Osama by Lavie Tidhar
I want to start off thinking about Osama by Lavie Tidhar (Solaris Books, 2012) with what may seem like a totally irrelevant connection I made about thirty something pages into the book. We’re talking about Osama and the publisher of a book about him in this work of fiction is Medusa Press so, of course, I’m immediately reminded of The Medusa Touch by Peter Van Greenaway because of the cover to the first hardback edition. It’s not the Empire State Building but, as you can see below, the image on the dust jacket is strikingly appropriate. This has to be deliberate. If not, then it’s a spooky coincidence. The question I’m left asking myself is whether I want to know the answer to this question. Here I am living a relatively comfortable life. Do I want to disturb it by inquiring into the way this author works his magic? It doesn’t benefit me to know whether this is an example of the author’s arcane knowledge of modern firsts. Perhaps it’s better to live in ignorance. That way, I can say admiringly of the author, “Wow, fancy a young man knowing about that old book!” and have no-one disabuse me of the right to praise him. Did I mention the other day, as I was out walking, there were shots nearby. I ducked down. Not the most rational thing to do. After all, who would want to shoot me? I think it was men sent by the local council to shoot the crows. They didn’t seem to be looking at me. So I went on my way, unhurt. Although I did later think it was strange these men should be wearing polished boots like those worn by policemen. Yes, I know this is the stuff of paranoia and it’s completely irrational I should fear the possibility of death just because I thought of contacting the author. . .

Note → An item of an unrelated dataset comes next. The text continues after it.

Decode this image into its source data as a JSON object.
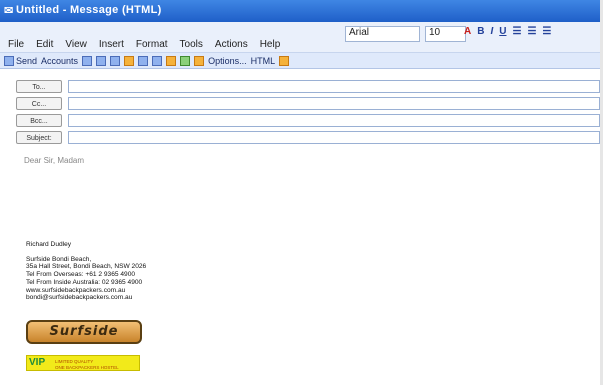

Several reviewers have compared this book to the work of P K Dick so we need to deal with this early on. Essentially Dick was an ideas man and, since he was out of his tree because of drug use for much of the time, many of those ideas betray symptoms of mental illness. This includes thematic paranoia about the authoritarian surveillance state and the direction in which global capitalism was headed. In the midst of all this he questioned what it means to be human and what we should understand as reality. This was wrapped up in the politics of simulation, deceit, and self-deception. In 1960s terms, we should describe this as “heavy” but, because it was usually buried in a science fiction context, many people overlooked the philosophical implications of what he was writing about. He was a cult science fiction writer, not a cult philosophy writer. However, for all the fascinating subtexts in many of this novels and short stories, there’s one truth. He was not a very good writer of prose. It’s serviceable at best. Whereas Lavie Tidhar’s prose is in a completely different league, being elegant in the primary narrative and functionally factual in the quoted extracts from the books — yes, it’s another work of intertextuality in which the primary protagonist sets off the track down the author of books which are extensively quoted in the main text.
So where are we with this text? As a metaphor, let’s think of a mouse living in someone’s clothing. To the mouse, this is a pocket universe, kept warm and comfortable with food supplied at regular intervals. Mice are notoriously unimaginative and so rarely wonder where they are, what the heat source is, nor how the food is so conveniently delivered. So what would happen one day if the mouse decided to look out of the pocket? Such a change of view might force the mouse to reappraise its position in the world. Not that mice have beaks, but it would establish a new pecking order for it. Or perhaps the perspective might change if the clothing somehow because infected by opium. Although it’s not hallucinatory, the absence of stimulation provokes a change in mental state, helping our mouse to see things differently.
This is a gently melancholic book which has a private detective reluctantly leave his “safe” environment and venture out into the world on a commission to find the author of some books about Osama. As in all good PI novels, he follows the trail, asks questions, drinks too much, smokes endlessly, and gets beaten for his trouble. What he finds is disturbing. He begins to wonder whether something is nibbling at the reality of the world. Are all the people he sees really there, or are they, well, just a little fuzzy round the edges? In the end, it’s no longer clear who he is but, by then, in a sense, it no longer matters. No matter who he is, he’s not going to change. Indeed, the more fantastic his experiences, the less impressed he becomes. This could be because he has deep roots or, lacking any roots, he retreats into a kind of stubborn refusal to admit any alternatives to his version of reality. If we must think in P K Dickian terms, does it occur to Rick Deckard he’s anything other than human? He would be in full denial mode if even a hint of it arose. So, in Osama, Joe is so comfortable as a private detective living in his quiet unassuming backwater, he would always deny he was anyone else. This is beautifully written and a most thoughtful and engaging story that flirts with the conventions of science fiction and fantasy to think about what it means to be human and to resist the attempts of anyone else to make you into something you’re not. For the record this won the 2012 World Fantasy Award for Best Novel.
A copy of this book was sent to me for review.